The Story of It
I note with some enthusiasm that you are currently seeking an assistant to perform the onerous task of caring for an It. I must admit to some surprise at learning that there is an example of this elusive creature in captivity and believe it must be the only such in any zoo or wildlife park in the world. I enclose my CV and references and believe that I am the ideal person to undertake this role, being as I am one of the very few people ever to encounter one of these creatures in the wild and live to tell the tale.
The story begins some ten years ago during my first ever visit to the Dark Continent. This rather pleasant tea-room in the high street in Ely is famed for it’s splendid selection of cakes and buns and it was here that I ran into James "Bagger" St John Stovies, my former adjutant from the 25th company of the Highland Light Butchery regiment, the famous "Not really Light but not as Dark as some" brigade.
Old Bagger told me that he was mounting an expedition to attempt to climb the mythical Rum Doodle, at 40,000½ft, the highest mountain in the world. The expedition would be doomed to failure due to our mutual inability to understand the meaning of the word "mythical", however we did not discover this until much later and pressed ahead assembling a crack team for the expedition. We took with us two splendid men, Lord Ian "Mogger" Cuthbertson-Riley, famous for having mooned from the highest point on each of the seven continents, and the legendary Roger "Ugger" Moriarty-Stewart, who has gone down in history for his first solo non-oxygen assisted assent of K2 on a pogo-stick.
For six long, arduous months we sought the elusive peak until we finally concluded that it probably wasn’t in Ely at all and decided to try our luck in Borneo instead.
On the fateful day about which I write, the four of us were deep within jungle territory, relying for survival only on our wits and two rounds each of egg and cucumber sandwiches. I was leading the group, hacking through the undergrowth with my trusty Khukri knife when all of a sudden we heard a sound, barely perceptible, like a whiffling in the undergrowth, and Ugger was gone. We searched high and low but there was no trace of the poor wretched fellow and we had no choice but to continue.
Ten minutes later, the sound returned, and this time it was Mogger’s turn. After a further perfunctory search I decided that there was little point in Bagger and I continuing alone, and that’s when it suddenly came upon us, rearing out of the undergrowth with a scream the like of which I hope to God I never hear again. I turned to Bagger but he was nowhere to be seen and I was alone facing this fearsome creature.
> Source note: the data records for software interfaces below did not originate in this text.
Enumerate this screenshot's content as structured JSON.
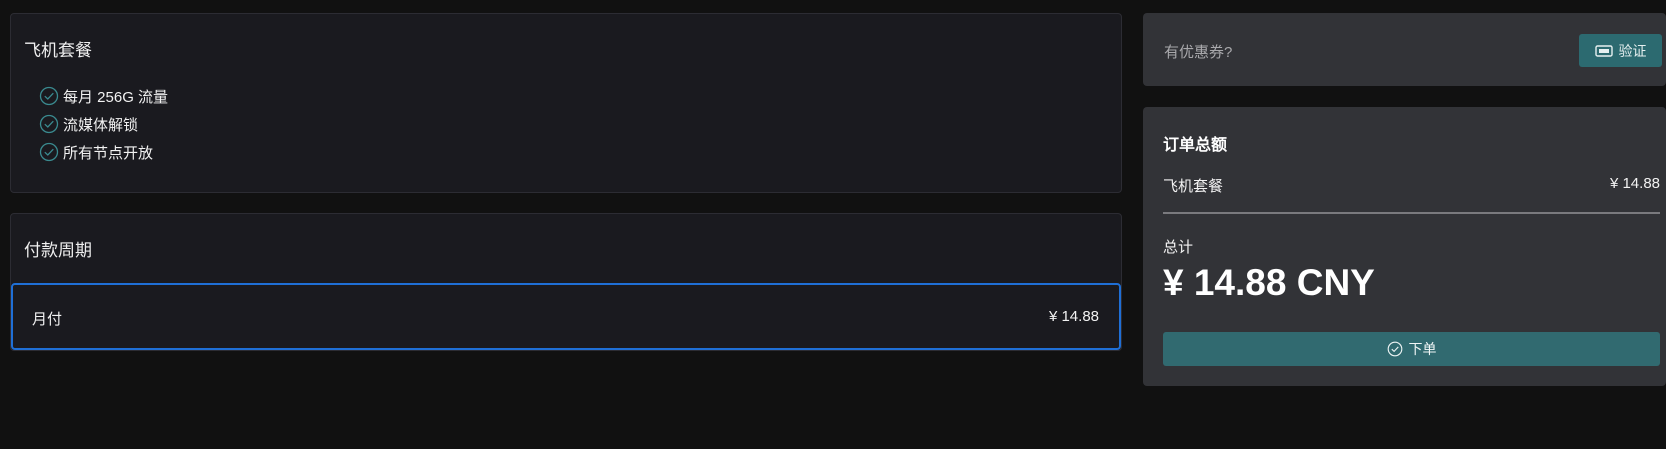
{
  "plan": {
    "title": "飞机套餐",
    "features": [
      "每月 256G 流量",
      "流媒体解锁",
      "所有节点开放"
    ]
  },
  "billing": {
    "title": "付款周期",
    "option": {
      "name": "月付",
      "price": "¥ 14.88"
    }
  },
  "coupon": {
    "label": "有优惠券?",
    "verify_label": "验证"
  },
  "summary": {
    "title": "订单总额",
    "line_item": {
      "name": "飞机套餐",
      "price": "¥ 14.88"
    },
    "total_label": "总计",
    "total_value": "¥ 14.88 CNY",
    "order_label": "下单"
  },
  "colors": {
    "accent": "#2c6a70",
    "selected_border": "#1f6fd6"
  },
  "icons": {
    "feature": "check-circle-icon",
    "verify": "ticket-icon",
    "order": "check-circle-icon"
  }
}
It towered above me like an animated Axminster carpet, its sinewy body writhing as its head twisted from side to side and I could see the gleam of light reflecting off the saliva which coated its needle-sharp teeth, running in rivulets from the mottled gums. But then our eyes met and I detected a look of anguish, and I realised that this creature was not crying out in anger but in fear and pain. I looked down and saw it there, a fearsome looking thorn dug deep into the flesh of the poor animal’s arm.
I reached out my hand, stroking the fur to soothe the poor tormented soul, gripped the barb tightly and pulled it in one swift movement from its fleshy bed. The creature calmed almost immediately. Its eyes met mine once more and upon its face had formed an expression of immense gratitude. It gripped me tightly in a grip of friendship, and almost immediately it demonstrated in the noblest possible way the great debt which it felt it owed me by only eating my left leg, and that only from the knee downwards.
I never saw poor Mogger or Ugger again, but I ran into Bagger three years later in Ulan Bator where I had travelled in hope of landing a job as a Mongolian Death Worm wrangler and Bagger was leading an expedition in search of the mythical city of Xanadu, having apparently failed to locate a dictionary in the intervening time. He filled me in on the final details of the story.
Ugger, it seems, had been kidnapped by a lost tribe of Amazon women who, having seen all the men of their village wiped out by a freak accident during a "who’s got the hairiest elbow" contest, needed his services to repopulate the next generation. He had returned to old Blighty some years later and now resided in a nursing home, confined to a wheelchair but with an enigmatic grin permanently upon his face. Mogger had stopped to tie his shoelace and had inadvertently stumbled upon the entrance to the legendary lost diamond mine of Zorn. He had thus briefly become the richest man on the entire planet, but having covered over the entrance to disguise it from prying eyes while he ran to register his claim, he had never been able to find it again and died some years later a broken man. Bagger, meanwhile, had suddenly remembered a brunch appointment with Lord Ponsonby-Twitt at the Hilton, hence his swift departure.
I thank you for taking the time to consider my application and hope that we might meet in the near future and, if successful I trust we will enjoy a long and fruitful working relationship.
Brigadier Sir Alan Cuthbridge Lethbridge Ashby-de-la-Zouch Castle Abbey Furbwangler Smith-Smythe (retd).